D.H. Phillips – This Dallas woodworker trained at the North Bennet Street school, the keeper of the flame for 18th-century traditional furniture. But Dan looks at furniture with such a curious, steady and contemporary eye, that I simply rage with jealousy when I see his work.
Sarah Marriage – A graduate of the College of the Redwoods, Sarah’s grasp of geometry is terrifying. That’s a weird word to describe someone’s work you adore, but it’s the right one. Take a look at her work, particularly the piece called “Feint,” and you will see that her flawless work has the power to control our perception of space. I’ve seen “Feint” in person and it is approachable and weird.
Christopher Williams – Welshman Chris worked with John Brown for a decade and has helped push the Welsh stick chair form into the present day. Chris’s craftsmanship is impeccable. His appreciation for tradition guides his techniques, which focus on minimal tooling. And yet his work looks like it comes from tomorrow. Few people can do that (well). Chris does it extremely well.
Laura Mays – Laura Mays is the director of The Krenov School School of Fine Furniture. Both she and her work are simply bada$$. I get lost in her website (link above), and I marvel at her productivity, her designs and her innate skill. Like Laura, I have appreciation for both vernacular forms and contemporary expressions of them. But she does things 10 times better than I could ever dream of.
I could go on with this list for a while. But I think it’s a healthy practice to seek out your own heroes. It’s easy to get sucked into our own workshops and focus on the bits of wood on our workbenches – rejecting the wider world around us. Try to actively look for work you admire – from the living or the dead – and gaze at it longingly and often. Let it trickle through your tissues until it is embedded in your membranes and helps you look at your own work in a new light.

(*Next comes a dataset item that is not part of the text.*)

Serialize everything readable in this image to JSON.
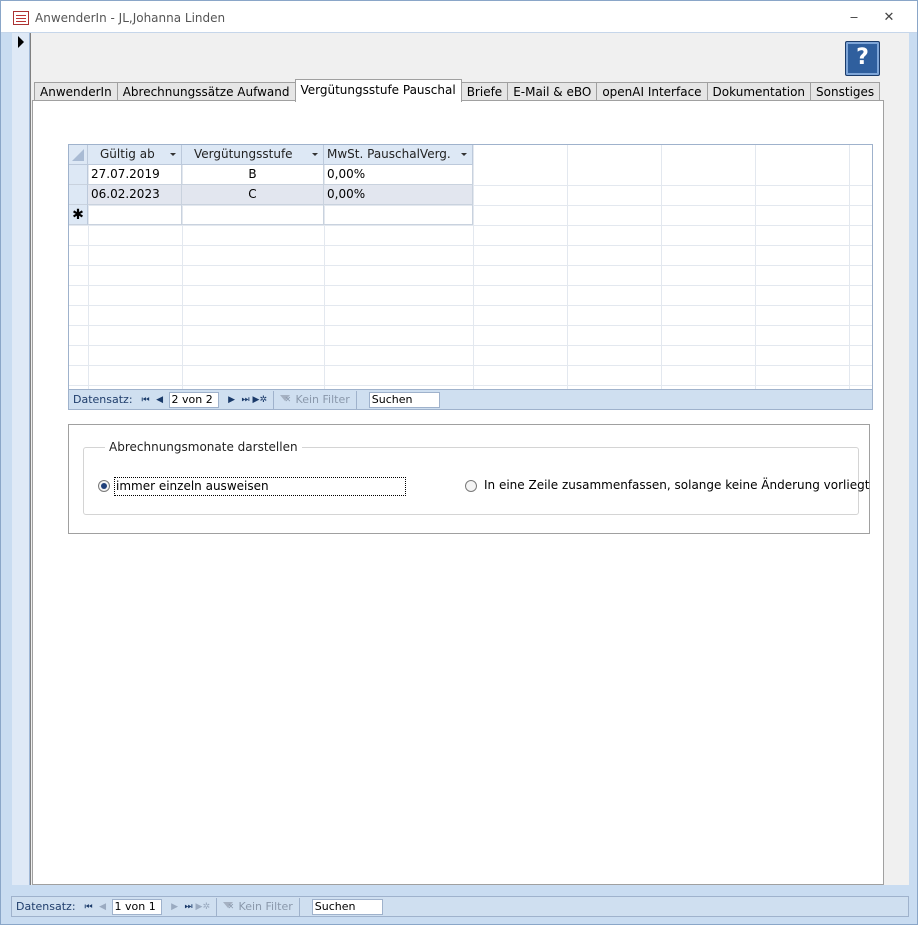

That’s not imitation. It’s not a slavish embrace of old ways. Or a rejection of them. That’s simply progress – the same thing that great woodworkers have been doing for centuries.
— Christopher Schwarz